President George W. Bush and the Secretary of Education made reading and rigorous scientific research priorities in educational reform. These priorities are part of the Department of Education's Strategic Plan. The National Institute of Child Health and Human Development (NICHD), the National Institute for Literacy (NIFL) and the U.S. Department of Education, Office of Vocational and Adult Education support these priorities by funding the Adult Literacy Research Network (background information).
Research Funded: New Adult Literacy Research Network
In September 2002, six research awards were made to the institutions and principal investigators listed below. These studies will design, develop, implement and study the effectiveness of adult literacy interventions for low literate adults, including the role of decoding, vocabulary, fluency, and comprehension instruction in adult literacy and explicitness of instruction. All six projects employ experimental or quasi-experimental designs, and at least four of these use combined quantitative and qualitative research methods.
Over the next five years, these research teams will screen nearly 73,000 adults with low literacy skills in order to identify the more than 3,800 research participants for these studies. It is estimated that more than 60% of those taking part in the studies will be minorities; most studies will have from 30-60% African American and from 20-50% Hispanic or Latino participants, many of whom are not native speakers of English. The investigators will be conducting this research in more than 80 sites in 16 different states: Alaska, California, Connecticut, Georgia, Idaho, Kansas, Louisiana, Massachusetts, Maine, Maryland, North Carolina, New Jersey, Oregon, Pennsylvania, Rhode Island, and Washington.
The principal investigators, those individuals responsible for the scientific direction of the research projects, met in November in Washington, DC to establish a research network. At their first meeting, these researchers discussed what common measures and methods might be used across studies. These investigators will establish cross-project collaborations that should enhance each project's research productivity and enable the group to collectively provide convergent data to inform instructional practice in adult literacy. These projects should contribute significantly to major gap areas in adult literacy research.

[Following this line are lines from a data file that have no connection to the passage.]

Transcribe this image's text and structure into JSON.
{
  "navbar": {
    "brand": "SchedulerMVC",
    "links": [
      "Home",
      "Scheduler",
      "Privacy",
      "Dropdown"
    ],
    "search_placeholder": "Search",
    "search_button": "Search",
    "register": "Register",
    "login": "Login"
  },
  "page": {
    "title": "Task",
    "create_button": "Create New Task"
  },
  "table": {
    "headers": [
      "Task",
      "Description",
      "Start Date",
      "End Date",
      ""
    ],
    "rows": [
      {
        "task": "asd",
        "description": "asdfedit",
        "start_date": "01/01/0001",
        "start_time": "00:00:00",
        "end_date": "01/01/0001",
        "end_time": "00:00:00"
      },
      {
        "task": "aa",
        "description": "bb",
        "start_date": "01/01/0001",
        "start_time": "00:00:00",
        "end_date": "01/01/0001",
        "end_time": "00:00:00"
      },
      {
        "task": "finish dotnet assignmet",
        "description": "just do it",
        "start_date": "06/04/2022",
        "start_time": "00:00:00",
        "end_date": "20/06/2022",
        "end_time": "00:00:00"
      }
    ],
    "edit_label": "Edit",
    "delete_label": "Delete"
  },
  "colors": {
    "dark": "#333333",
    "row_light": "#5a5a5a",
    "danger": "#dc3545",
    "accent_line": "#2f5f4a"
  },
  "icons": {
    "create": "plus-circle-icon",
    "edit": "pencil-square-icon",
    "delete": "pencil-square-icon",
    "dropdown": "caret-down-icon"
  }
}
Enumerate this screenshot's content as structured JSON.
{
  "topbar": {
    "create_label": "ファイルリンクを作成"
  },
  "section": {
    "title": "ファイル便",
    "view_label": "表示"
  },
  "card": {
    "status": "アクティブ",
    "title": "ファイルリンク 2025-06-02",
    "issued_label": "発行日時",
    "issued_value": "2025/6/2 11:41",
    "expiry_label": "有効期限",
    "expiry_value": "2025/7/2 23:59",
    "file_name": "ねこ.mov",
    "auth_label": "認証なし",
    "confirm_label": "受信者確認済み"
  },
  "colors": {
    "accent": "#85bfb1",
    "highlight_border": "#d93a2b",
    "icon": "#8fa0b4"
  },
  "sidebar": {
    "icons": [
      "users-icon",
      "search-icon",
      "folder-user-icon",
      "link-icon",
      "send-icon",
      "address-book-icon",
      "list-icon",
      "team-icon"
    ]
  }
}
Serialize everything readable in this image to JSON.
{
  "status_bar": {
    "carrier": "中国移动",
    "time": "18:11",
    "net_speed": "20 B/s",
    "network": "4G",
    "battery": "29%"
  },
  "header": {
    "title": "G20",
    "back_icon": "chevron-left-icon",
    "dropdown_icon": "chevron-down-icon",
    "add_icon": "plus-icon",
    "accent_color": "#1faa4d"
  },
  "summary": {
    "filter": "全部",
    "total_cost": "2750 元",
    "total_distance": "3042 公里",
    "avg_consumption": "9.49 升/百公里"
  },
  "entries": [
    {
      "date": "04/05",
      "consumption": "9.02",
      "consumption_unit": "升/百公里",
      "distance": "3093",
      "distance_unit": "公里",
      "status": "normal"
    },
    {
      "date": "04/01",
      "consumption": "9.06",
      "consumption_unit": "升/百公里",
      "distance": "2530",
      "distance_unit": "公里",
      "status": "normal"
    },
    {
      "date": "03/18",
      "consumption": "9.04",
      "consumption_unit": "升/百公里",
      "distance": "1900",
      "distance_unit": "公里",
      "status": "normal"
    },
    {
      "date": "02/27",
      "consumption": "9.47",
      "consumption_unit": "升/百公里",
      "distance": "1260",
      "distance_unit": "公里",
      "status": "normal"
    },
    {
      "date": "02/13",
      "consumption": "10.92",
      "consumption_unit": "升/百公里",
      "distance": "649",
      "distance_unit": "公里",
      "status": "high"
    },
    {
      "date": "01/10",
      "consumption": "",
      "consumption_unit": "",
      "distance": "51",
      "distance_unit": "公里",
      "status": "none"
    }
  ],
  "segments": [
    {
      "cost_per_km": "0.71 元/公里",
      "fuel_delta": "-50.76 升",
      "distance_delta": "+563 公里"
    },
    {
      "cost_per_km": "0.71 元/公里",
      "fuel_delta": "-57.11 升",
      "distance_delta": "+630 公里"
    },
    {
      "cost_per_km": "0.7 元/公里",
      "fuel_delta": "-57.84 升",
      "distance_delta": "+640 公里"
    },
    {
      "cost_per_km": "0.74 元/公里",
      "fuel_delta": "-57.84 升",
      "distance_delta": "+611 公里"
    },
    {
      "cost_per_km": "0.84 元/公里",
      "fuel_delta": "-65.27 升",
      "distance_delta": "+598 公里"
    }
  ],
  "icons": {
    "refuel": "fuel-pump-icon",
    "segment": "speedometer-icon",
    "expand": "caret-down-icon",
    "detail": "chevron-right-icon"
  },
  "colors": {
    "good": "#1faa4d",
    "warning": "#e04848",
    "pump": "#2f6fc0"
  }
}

Principal Investigators, Institutions, and Abstracts of Funded Grants